> What needs to be done
All of the records are to be reproduced exactly.

**** Records supplied

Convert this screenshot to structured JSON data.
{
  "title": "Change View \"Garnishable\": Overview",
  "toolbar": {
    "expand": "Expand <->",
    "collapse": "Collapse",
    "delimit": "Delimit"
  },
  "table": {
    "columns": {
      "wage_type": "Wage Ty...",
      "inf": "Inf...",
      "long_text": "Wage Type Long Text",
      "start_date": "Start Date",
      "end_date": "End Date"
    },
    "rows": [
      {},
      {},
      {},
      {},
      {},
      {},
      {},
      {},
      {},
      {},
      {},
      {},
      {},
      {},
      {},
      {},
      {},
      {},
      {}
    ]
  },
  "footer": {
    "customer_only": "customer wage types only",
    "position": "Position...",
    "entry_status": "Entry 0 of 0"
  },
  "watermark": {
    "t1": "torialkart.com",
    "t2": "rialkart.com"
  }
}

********

> Answer section
Convert this screenshot to structured JSON data.
{
  "title": "Change View \"Garnishable\": Overview",
  "toolbar": {
    "expand": "Expand <->",
    "collapse": "Collapse",
    "delimit": "Delimit"
  },
  "table": {
    "columns": {
      "wage_type": "Wage Ty...",
      "inf": "Inf...",
      "long_text": "Wage Type Long Text",
      "start_date": "Start Date",
      "end_date": "End Date"
    },
    "rows": [
      {},
      {},
      {},
      {},
      {},
      {},
      {},
      {},
      {},
      {},
      {},
      {},
      {},
      {},
      {},
      {},
      {},
      {},
      {}
    ]
  },
  "footer": {
    "customer_only": "customer wage types only",
    "position": "Position...",
    "entry_status": "Entry 0 of 0"
  },
  "watermark": {
    "t1": "torialkart.com",
    "t2": "rialkart.com"
  }
}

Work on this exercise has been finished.